By now too, the sun had appeared, so it was decided to return to a couple of the spots from the day before - simply walk back to the car and off we would go. Simply walk back to the car, humph! We went the wrong way, got totally lost and started to amble about in the forest and bog without any real idea which way would be best and which would take us ever further from the car. An hour perhaps later, we stumbled upon a track, went left and eventually got to a lake and, good news, my friend recognised the spot, bad news, it was many kilometres back to the car if we stuck to the track! Toyed with the idea of hacking back through the dense forest-bogs, but agreed the longer track route would be the better option. And so it was, the rewards of getting lost soon presented them, first bumped into a Hazel Grouse (thus ‘getting back’ the birds missed earlier in the day, plus making it four grouse species for the location). Next had a few Common Crossbills calling and when two landed in a pine, thought it would be nice to have a look at them.
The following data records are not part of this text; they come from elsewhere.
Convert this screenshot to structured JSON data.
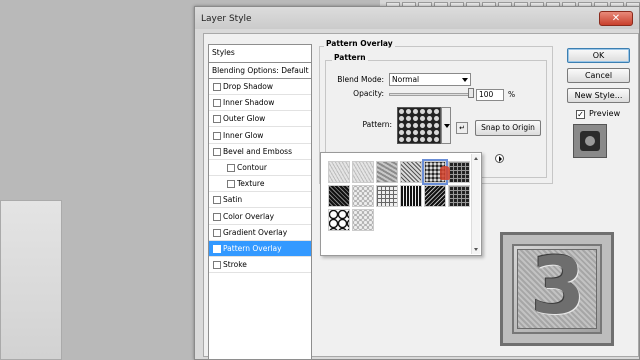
{
  "window": {
    "title": "Layer Style"
  },
  "styles_list": {
    "header": "Styles",
    "blending": "Blending Options: Default",
    "items": [
      {
        "label": "Drop Shadow",
        "checked": false,
        "sub": false
      },
      {
        "label": "Inner Shadow",
        "checked": false,
        "sub": false
      },
      {
        "label": "Outer Glow",
        "checked": false,
        "sub": false
      },
      {
        "label": "Inner Glow",
        "checked": false,
        "sub": false
      },
      {
        "label": "Bevel and Emboss",
        "checked": false,
        "sub": false
      },
      {
        "label": "Contour",
        "checked": false,
        "sub": true
      },
      {
        "label": "Texture",
        "checked": false,
        "sub": true
      },
      {
        "label": "Satin",
        "checked": false,
        "sub": false
      },
      {
        "label": "Color Overlay",
        "checked": false,
        "sub": false
      },
      {
        "label": "Gradient Overlay",
        "checked": false,
        "sub": false
      },
      {
        "label": "Pattern Overlay",
        "checked": true,
        "sub": false,
        "active": true
      },
      {
        "label": "Stroke",
        "checked": false,
        "sub": false
      }
    ],
    "checkmark": "✓"
  },
  "pattern_overlay": {
    "title": "Pattern Overlay",
    "group": "Pattern",
    "blend_mode_label": "Blend Mode:",
    "blend_mode_value": "Normal",
    "opacity_label": "Opacity:",
    "opacity_value": "100",
    "opacity_unit": "%",
    "opacity_level": 1.0,
    "pattern_label": "Pattern:",
    "new_preset_glyph": "↵",
    "snap_button": "Snap to Origin"
  },
  "picker": {
    "swatches": [
      {
        "name": "pattern-swatch-1",
        "style": "noise-light"
      },
      {
        "name": "pattern-swatch-2",
        "style": "noise-light"
      },
      {
        "name": "pattern-swatch-3",
        "style": "noise-mid"
      },
      {
        "name": "pattern-swatch-4",
        "style": "diag-light"
      },
      {
        "name": "pattern-swatch-5",
        "style": "dots-dark",
        "selected": true
      },
      {
        "name": "pattern-swatch-6",
        "style": "grid-dark"
      },
      {
        "name": "pattern-swatch-7",
        "style": "weave-dark"
      },
      {
        "name": "pattern-swatch-8",
        "style": "hex-light"
      },
      {
        "name": "pattern-swatch-9",
        "style": "grid-light"
      },
      {
        "name": "pattern-swatch-10",
        "style": "bars-dark"
      },
      {
        "name": "pattern-swatch-11",
        "style": "diag-dark"
      },
      {
        "name": "pattern-swatch-12",
        "style": "grid-dark"
      },
      {
        "name": "pattern-swatch-13",
        "style": "web-dark"
      },
      {
        "name": "pattern-swatch-14",
        "style": "hex-light"
      }
    ]
  },
  "actions": {
    "ok": "OK",
    "cancel": "Cancel",
    "new_style": "New Style...",
    "preview_label": "Preview",
    "preview_checked": true
  },
  "logo": {
    "glyph": "3"
  },
  "colors": {
    "selection": "#3399ff",
    "close": "#c8402c"
  }
}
Hmm, can I see two white wing bars? Hawk OwlGot the scope and sure enough, there was a cracking male White-winged Crossbill, then another one just below. Soon the flock moved across to another pine and perhaps as many as four birds could then be seen. Excellent, it is a good few years since I have seen this species and it is none too common in this part of Finland either! Getting lost was certainly turning into our fortune …and then we hit the jackpot. Almost at the end of the first track (two more to go), we passed through an open area and there sat on a dead tree was …another pair of Hawk Owls! Blimey, what a stoke of luck …clearly another breeding pair, after the excitement of the day before, certainly didn’t expect this. Nothing like a Hawk Owl to help the legs the last few kilometres!

Hawk OwlConcluded with a return to the locations of the day before - with the sun now out, perhaps a photo or two might be possible. Got back to the first Hawk Owl site and immediately saw the two adults. Wandered over to take a couple of photos, took a few shots, then went to put my scope on the ground - and almost plonked it straight on top of a Hawk Owl chick! One of them had fledged! Hawk Owls have the tendency to leave the nest hole some days before they can fly - they then scramble around on the ground and climb into trees for a few days. Seems a risky strategy to me, but this is what this one had done and now he was sitting pretty, quite far from the nest and just gawking at me as I carefully retracted my scope from almost on top of him! Needless to say, took a few photos, then decided it time to make a tactical retreat from the area. Stopped in at the Ural Owls too and got a couple a reasonable pictures, but all too soon it was time to start thinking about the journey south again.

I left mid-afternoon and zoomed off down the country, saw little en route, best being Kestrels, etc, but made good time and by early evening was back on the ferry returning to the Baltic States. Fell asleep on the boat and got woken to be told we had arrived in Tallinn some time before - went down to the now empty car deck and started up the car. Off I drove again into the night!


Last Updated ( Thursday, 26 June 2008 )